Purpose: Distinct morphological emphysema phenotypes were assessed by CT to show characteristic perfusion defect patterns.

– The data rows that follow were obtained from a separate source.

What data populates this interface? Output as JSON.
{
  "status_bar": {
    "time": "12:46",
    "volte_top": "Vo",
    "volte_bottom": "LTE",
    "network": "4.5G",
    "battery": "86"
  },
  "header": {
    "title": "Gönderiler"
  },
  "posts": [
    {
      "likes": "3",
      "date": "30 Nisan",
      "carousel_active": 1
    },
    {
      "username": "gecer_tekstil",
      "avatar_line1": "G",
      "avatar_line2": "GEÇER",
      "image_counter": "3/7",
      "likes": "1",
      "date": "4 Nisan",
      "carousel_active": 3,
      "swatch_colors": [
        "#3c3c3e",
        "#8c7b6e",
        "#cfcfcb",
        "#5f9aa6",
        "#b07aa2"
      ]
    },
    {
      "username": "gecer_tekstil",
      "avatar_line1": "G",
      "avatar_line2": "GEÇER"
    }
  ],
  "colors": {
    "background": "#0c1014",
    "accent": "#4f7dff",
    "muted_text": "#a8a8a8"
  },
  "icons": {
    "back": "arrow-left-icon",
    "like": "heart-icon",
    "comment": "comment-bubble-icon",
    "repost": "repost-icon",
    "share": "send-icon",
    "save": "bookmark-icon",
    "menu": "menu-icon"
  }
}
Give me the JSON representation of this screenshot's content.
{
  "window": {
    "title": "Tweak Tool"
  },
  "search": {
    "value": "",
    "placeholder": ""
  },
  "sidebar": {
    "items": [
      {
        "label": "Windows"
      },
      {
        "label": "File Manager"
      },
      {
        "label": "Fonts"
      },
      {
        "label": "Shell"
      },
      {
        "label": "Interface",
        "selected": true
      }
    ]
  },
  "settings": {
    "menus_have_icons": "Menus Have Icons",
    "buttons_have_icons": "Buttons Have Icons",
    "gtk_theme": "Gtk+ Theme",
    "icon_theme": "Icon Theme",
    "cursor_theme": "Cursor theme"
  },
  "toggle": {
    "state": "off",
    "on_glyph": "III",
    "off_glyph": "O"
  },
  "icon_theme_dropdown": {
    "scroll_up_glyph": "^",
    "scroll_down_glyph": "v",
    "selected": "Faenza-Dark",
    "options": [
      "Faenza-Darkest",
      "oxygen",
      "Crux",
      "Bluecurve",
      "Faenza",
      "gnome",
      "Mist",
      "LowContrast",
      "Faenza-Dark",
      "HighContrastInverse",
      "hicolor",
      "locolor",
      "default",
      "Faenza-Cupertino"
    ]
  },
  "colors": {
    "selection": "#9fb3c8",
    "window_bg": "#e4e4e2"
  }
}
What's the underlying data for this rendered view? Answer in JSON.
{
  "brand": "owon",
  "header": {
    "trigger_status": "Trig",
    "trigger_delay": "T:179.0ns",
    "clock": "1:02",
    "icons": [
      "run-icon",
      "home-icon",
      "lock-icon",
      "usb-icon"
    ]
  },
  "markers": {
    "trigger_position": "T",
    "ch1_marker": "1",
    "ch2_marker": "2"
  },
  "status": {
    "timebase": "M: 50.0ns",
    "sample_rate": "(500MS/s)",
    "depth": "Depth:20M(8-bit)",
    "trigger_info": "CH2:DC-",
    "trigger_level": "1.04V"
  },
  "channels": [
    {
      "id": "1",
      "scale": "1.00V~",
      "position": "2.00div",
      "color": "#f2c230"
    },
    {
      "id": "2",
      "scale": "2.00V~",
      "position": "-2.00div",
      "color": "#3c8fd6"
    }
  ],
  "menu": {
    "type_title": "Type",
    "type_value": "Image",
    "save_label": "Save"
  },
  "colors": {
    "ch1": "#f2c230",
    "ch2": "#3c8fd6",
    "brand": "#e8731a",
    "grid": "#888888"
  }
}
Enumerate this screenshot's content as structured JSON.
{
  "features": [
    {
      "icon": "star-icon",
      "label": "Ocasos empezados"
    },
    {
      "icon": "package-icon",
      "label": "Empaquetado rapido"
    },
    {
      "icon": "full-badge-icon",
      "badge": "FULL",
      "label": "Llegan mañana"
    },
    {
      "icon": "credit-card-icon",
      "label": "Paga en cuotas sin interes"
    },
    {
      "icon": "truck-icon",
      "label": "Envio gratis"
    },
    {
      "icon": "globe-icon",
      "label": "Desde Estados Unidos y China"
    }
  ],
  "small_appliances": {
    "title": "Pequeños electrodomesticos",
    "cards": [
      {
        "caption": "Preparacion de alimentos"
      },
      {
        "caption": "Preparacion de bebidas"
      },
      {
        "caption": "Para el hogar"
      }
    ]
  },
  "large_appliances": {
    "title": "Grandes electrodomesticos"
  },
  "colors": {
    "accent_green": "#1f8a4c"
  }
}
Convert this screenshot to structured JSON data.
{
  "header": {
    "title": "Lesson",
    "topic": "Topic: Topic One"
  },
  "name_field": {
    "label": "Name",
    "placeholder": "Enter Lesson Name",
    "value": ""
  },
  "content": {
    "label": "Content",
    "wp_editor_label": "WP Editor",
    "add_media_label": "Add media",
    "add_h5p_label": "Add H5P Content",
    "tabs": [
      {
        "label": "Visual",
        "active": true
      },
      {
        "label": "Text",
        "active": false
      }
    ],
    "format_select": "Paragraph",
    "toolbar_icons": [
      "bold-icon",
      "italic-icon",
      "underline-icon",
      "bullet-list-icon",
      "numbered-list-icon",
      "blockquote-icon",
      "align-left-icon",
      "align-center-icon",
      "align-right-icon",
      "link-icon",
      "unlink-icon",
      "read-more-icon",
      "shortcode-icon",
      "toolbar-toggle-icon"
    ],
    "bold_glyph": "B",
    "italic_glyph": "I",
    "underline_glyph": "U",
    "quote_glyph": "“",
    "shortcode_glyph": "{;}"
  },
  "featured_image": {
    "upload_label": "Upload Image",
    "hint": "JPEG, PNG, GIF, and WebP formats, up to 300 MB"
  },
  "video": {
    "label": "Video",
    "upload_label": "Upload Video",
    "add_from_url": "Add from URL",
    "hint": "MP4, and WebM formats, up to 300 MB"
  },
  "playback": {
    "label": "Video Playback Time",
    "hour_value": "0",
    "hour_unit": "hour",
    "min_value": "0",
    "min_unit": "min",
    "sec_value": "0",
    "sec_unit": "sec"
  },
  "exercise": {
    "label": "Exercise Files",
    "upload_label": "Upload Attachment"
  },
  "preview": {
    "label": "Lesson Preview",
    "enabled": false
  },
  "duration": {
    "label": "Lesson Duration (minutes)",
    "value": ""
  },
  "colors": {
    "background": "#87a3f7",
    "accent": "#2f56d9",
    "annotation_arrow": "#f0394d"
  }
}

Material/methods: Forty-one patients with severe emphysema (GOLD III/IV) underwent three-dimensional high resolution computed tomography (3D-HRCT) and contrast-enhanced magnetic resonance (MR) perfusion. 3D-HRCT data was visually analyzed for emphysema phenotyping and quantification by consensus of three experts in chest-radiology. The predominant phenotype per segment was categorized as normal, centrilobular, panlobular or paraseptal. Segmental lung perfusion was visually analyzed using six patterns of pulmonary perfusion (1-normal; 2-mild homogeneous reduction in perfusion; 3-heterogeneous perfusion without focal defects; 4-heterogeneous perfusion with focal defects; 5-heterogeneous absence of perfusion; 6-homogeneous absence of perfusion), with the extent of the defect given as a percentage.

Results: 730 segments were evaluated. CT categorized 566 (78%) as centrilobular, 159 (22%) as panlobular and 5 (<1%) as paraseptal with no normals. Scores with regards to MR perfusion patterns were: 1-0; 2-0; 3-28 (4%); 4-425 (58%); 5-169 (23%); 6-108 (15%). The predominant perfusion pattern matched as follows: 70 % centrilobular emphysema - heterogeneous perfusion with focal defects (score 4); 42% panlobular--homogeneous absence of perfusion (score 5); and 43% panlobular--heterogeneous absence of perfusion (score 6).

Conclusion: MR pulmonary perfusion patterns correlate with the CT phenotype at a segmental level in patients with severe emphysema.

Key points: • MR perfusion patterns correlate with the CT phenotype in emphysema. • Reduction of MR perfusion is associated with loss of lung parenchyma on CT • Centrilobular emphysema shows heterogeneous perfusion reduction while panlobular emphysema shows loss of perfusion.

Publication types

  • Research Support, Non-U.S. Gov't

MeSH terms

  • Aged
  • Female
  • Humans
  • Imaging, Three-Dimensional / methods*
  • Magnetic Resonance Imaging / methods*
  • Male
  • Middle Aged
  • Perfusion Imaging / methods*
  • Pulmonary Emphysema / diagnosis*
  • Tomography, X-Ray Computed / methods*